The Second Wave
One of the crucial dynamics driving the computerization of human jobs is the evolution of machines intelligent enough to do work formerly consigned to humans. Beyond the rote, mechanical and dangerous work that robots are already beginning to do today (on factory floors, in war zones, etc.) lies the next wave of more sophisticated human skills, a wave that requires artificial intelligence to master.
Yet the development of ever-more intelligent machines carries with it immense danger beyond simply the loss of human jobs. These dangers have been spelled out most recently by documentarian James Barrat in his book Our Final Invention (which we reviewed here) and more recently by MIT physicist Max Tegmark. Put simply, the rise of machines as intelligent (and eventually more intelligent) than humans could potentially put human life and civilization at risk of extinction.
The creations of super-intelligent machines has been dubbed the Singularity by computer scientist Vernor Vinge, so named because, like the edge of a Black Hole, it is the point at which it is impossible to predict the course of human events because humans will no longer be masters of their destiny. Machines will.
Exactly when (or even if) the Singularity will occur is a matter of debate. Our efforts to build intelligent machines may hit a brick wall. But if progress towards intelligent machines continues unabated, you can be sure the debate regarding a "post-human" future that is currently a peripheral concern (at best) will take on increasing urgency. In such an environment, how will society react? Will people accept the fact that their destiny -- the destiny of their species -- may cease to be in their hands? Will they wish to pursue research that could destroy human life as we know it?

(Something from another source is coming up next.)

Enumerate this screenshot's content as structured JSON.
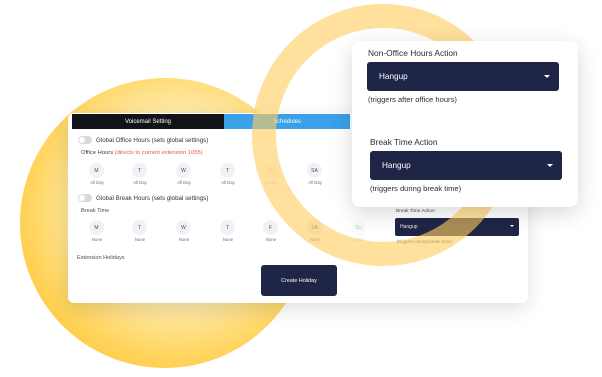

Some futurists think we'll happily welcome the prospect. Ray Kurzweil -- a popular proponent of the Singularity's benefits who is currently directing Google's artificial intelligence efforts -- has argued that since progress toward the Singularity will be incremental, people will be gradually socialized to the idea that the human race as we have known it for centuries will eventually be replaced by human-machine hybrids or simply conscious machines. The Singularity will come bearing gifts. First Google Glass, then Google Eyeballs, then Google Brain, then the uploading of "you" into the cloud for a life immortal, with nary a complaint along the way.
The less optimistic take sees at least some segment of humanity reacting negatively, and violently, against the coming Singularity. This scenario has been anticipated by computer scientists working in artificial intelligence. AI researcher Hugo de Garis for instance, wrote a book of speculative fiction positing a war between "Cosmists" and "Terrans" -- the former devoted to advancing the Singularity and the latter dedicated to stopping it at all costs.
Could such a war happen in the future? It's impossible to predict. But violent acts of sabotage and assassination directed at those working in companies and institutions deemed instrumental to creating a "post-human" future seem highly plausible -- even inevitable -- if progress continues. If Kurzweil is wrong and the rise of super-intelligent machines is viewed as more alien than benign, it won't be hard to convince people that their lives and the future of human civilization rest on stopping this work. People have killed over much less.
States, too, would take a keen interest in the progress of AI (indeed, they already have). In the scramble for geopolitical power and position, powerful states may view the race for AI as a new arms race, and take measures, such as preemptive war, to disadvantage their rivals.
So keep an eye on the Google bus fracas. It may symbolize a tragic irony: the "disruption" that so many tech firms pride themselves on may be coming. And it might not be pretty.